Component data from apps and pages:
== Segment start ==
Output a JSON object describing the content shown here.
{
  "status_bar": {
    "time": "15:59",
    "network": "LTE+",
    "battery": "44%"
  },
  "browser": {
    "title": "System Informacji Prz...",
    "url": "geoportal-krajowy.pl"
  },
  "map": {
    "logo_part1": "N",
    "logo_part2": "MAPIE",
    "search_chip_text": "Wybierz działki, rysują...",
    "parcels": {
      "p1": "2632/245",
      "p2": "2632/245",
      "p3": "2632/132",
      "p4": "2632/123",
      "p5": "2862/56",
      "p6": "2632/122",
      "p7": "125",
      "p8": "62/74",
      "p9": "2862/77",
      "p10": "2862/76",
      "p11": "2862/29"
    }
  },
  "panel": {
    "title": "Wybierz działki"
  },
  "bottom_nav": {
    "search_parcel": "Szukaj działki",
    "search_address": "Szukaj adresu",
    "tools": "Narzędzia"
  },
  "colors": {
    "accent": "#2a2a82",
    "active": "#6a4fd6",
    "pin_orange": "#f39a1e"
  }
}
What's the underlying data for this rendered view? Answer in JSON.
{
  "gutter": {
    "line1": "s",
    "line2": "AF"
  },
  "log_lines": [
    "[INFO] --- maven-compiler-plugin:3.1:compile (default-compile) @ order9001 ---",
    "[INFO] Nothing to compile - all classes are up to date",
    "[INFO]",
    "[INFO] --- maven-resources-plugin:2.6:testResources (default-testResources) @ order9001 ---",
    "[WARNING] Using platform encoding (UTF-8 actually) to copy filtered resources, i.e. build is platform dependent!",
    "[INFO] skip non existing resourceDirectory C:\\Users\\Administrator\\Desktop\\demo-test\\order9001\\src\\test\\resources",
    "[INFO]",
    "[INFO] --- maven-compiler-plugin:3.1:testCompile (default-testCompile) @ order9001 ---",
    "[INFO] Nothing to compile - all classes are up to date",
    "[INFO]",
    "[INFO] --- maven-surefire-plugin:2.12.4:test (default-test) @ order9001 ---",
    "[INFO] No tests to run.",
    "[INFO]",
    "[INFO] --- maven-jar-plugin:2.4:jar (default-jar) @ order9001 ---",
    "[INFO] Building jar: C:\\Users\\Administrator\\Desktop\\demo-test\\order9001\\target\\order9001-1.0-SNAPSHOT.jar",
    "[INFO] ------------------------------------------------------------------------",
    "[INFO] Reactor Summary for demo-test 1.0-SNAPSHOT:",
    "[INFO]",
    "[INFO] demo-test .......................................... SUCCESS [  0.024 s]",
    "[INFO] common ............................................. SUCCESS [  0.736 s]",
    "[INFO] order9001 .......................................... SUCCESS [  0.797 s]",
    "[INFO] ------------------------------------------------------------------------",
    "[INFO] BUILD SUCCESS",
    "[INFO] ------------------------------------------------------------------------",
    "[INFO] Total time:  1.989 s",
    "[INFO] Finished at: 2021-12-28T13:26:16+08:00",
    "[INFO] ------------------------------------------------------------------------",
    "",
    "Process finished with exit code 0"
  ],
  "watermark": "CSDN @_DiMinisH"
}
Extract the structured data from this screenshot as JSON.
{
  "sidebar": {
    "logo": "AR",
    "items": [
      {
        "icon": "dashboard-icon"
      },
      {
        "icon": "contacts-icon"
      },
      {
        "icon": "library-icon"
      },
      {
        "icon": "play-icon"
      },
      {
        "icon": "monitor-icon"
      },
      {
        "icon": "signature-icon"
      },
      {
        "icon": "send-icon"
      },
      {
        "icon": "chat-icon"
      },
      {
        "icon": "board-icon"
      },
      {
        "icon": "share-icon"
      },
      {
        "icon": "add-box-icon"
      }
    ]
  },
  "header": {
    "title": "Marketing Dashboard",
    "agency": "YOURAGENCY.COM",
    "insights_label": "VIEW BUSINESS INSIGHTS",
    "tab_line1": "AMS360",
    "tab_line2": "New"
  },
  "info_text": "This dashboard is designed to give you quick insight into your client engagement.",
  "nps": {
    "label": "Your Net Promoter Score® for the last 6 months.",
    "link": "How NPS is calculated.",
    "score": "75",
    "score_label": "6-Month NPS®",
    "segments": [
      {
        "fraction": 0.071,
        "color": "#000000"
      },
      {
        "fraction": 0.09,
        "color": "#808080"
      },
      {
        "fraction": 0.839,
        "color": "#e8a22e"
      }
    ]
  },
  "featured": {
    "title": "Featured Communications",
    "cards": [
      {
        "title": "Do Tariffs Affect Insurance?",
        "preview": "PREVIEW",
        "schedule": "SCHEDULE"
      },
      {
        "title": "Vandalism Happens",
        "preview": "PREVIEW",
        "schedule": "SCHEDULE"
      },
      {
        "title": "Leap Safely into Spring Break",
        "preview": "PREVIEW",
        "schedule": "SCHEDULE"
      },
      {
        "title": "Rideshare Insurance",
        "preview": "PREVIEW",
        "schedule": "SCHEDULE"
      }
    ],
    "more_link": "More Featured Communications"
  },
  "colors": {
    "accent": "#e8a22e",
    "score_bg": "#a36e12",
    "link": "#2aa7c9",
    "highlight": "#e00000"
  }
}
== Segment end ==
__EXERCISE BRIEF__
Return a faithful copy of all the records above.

__WRITTEN ANSWER__
Output a JSON object describing the content shown here.
{
  "status_bar": {
    "time": "15:59",
    "network": "LTE+",
    "battery": "44%"
  },
  "browser": {
    "title": "System Informacji Prz...",
    "url": "geoportal-krajowy.pl"
  },
  "map": {
    "logo_part1": "N",
    "logo_part2": "MAPIE",
    "search_chip_text": "Wybierz działki, rysują...",
    "parcels": {
      "p1": "2632/245",
      "p2": "2632/245",
      "p3": "2632/132",
      "p4": "2632/123",
      "p5": "2862/56",
      "p6": "2632/122",
      "p7": "125",
      "p8": "62/74",
      "p9": "2862/77",
      "p10": "2862/76",
      "p11": "2862/29"
    }
  },
  "panel": {
    "title": "Wybierz działki"
  },
  "bottom_nav": {
    "search_parcel": "Szukaj działki",
    "search_address": "Szukaj adresu",
    "tools": "Narzędzia"
  },
  "colors": {
    "accent": "#2a2a82",
    "active": "#6a4fd6",
    "pin_orange": "#f39a1e"
  }
}
What's the underlying data for this rendered view? Answer in JSON.
{
  "gutter": {
    "line1": "s",
    "line2": "AF"
  },
  "log_lines": [
    "[INFO] --- maven-compiler-plugin:3.1:compile (default-compile) @ order9001 ---",
    "[INFO] Nothing to compile - all classes are up to date",
    "[INFO]",
    "[INFO] --- maven-resources-plugin:2.6:testResources (default-testResources) @ order9001 ---",
    "[WARNING] Using platform encoding (UTF-8 actually) to copy filtered resources, i.e. build is platform dependent!",
    "[INFO] skip non existing resourceDirectory C:\\Users\\Administrator\\Desktop\\demo-test\\order9001\\src\\test\\resources",
    "[INFO]",
    "[INFO] --- maven-compiler-plugin:3.1:testCompile (default-testCompile) @ order9001 ---",
    "[INFO] Nothing to compile - all classes are up to date",
    "[INFO]",
    "[INFO] --- maven-surefire-plugin:2.12.4:test (default-test) @ order9001 ---",
    "[INFO] No tests to run.",
    "[INFO]",
    "[INFO] --- maven-jar-plugin:2.4:jar (default-jar) @ order9001 ---",
    "[INFO] Building jar: C:\\Users\\Administrator\\Desktop\\demo-test\\order9001\\target\\order9001-1.0-SNAPSHOT.jar",
    "[INFO] ------------------------------------------------------------------------",
    "[INFO] Reactor Summary for demo-test 1.0-SNAPSHOT:",
    "[INFO]",
    "[INFO] demo-test .......................................... SUCCESS [  0.024 s]",
    "[INFO] common ............................................. SUCCESS [  0.736 s]",
    "[INFO] order9001 .......................................... SUCCESS [  0.797 s]",
    "[INFO] ------------------------------------------------------------------------",
    "[INFO] BUILD SUCCESS",
    "[INFO] ------------------------------------------------------------------------",
    "[INFO] Total time:  1.989 s",
    "[INFO] Finished at: 2021-12-28T13:26:16+08:00",
    "[INFO] ------------------------------------------------------------------------",
    "",
    "Process finished with exit code 0"
  ],
  "watermark": "CSDN @_DiMinisH"
}
Extract the structured data from this screenshot as JSON.
{
  "sidebar": {
    "logo": "AR",
    "items": [
      {
        "icon": "dashboard-icon"
      },
      {
        "icon": "contacts-icon"
      },
      {
        "icon": "library-icon"
      },
      {
        "icon": "play-icon"
      },
      {
        "icon": "monitor-icon"
      },
      {
        "icon": "signature-icon"
      },
      {
        "icon": "send-icon"
      },
      {
        "icon": "chat-icon"
      },
      {
        "icon": "board-icon"
      },
      {
        "icon": "share-icon"
      },
      {
        "icon": "add-box-icon"
      }
    ]
  },
  "header": {
    "title": "Marketing Dashboard",
    "agency": "YOURAGENCY.COM",
    "insights_label": "VIEW BUSINESS INSIGHTS",
    "tab_line1": "AMS360",
    "tab_line2": "New"
  },
  "info_text": "This dashboard is designed to give you quick insight into your client engagement.",
  "nps": {
    "label": "Your Net Promoter Score® for the last 6 months.",
    "link": "How NPS is calculated.",
    "score": "75",
    "score_label": "6-Month NPS®",
    "segments": [
      {
        "fraction": 0.071,
        "color": "#000000"
      },
      {
        "fraction": 0.09,
        "color": "#808080"
      },
      {
        "fraction": 0.839,
        "color": "#e8a22e"
      }
    ]
  },
  "featured": {
    "title": "Featured Communications",
    "cards": [
      {
        "title": "Do Tariffs Affect Insurance?",
        "preview": "PREVIEW",
        "schedule": "SCHEDULE"
      },
      {
        "title": "Vandalism Happens",
        "preview": "PREVIEW",
        "schedule": "SCHEDULE"
      },
      {
        "title": "Leap Safely into Spring Break",
        "preview": "PREVIEW",
        "schedule": "SCHEDULE"
      },
      {
        "title": "Rideshare Insurance",
        "preview": "PREVIEW",
        "schedule": "SCHEDULE"
      }
    ],
    "more_link": "More Featured Communications"
  },
  "colors": {
    "accent": "#e8a22e",
    "score_bg": "#a36e12",
    "link": "#2aa7c9",
    "highlight": "#e00000"
  }
}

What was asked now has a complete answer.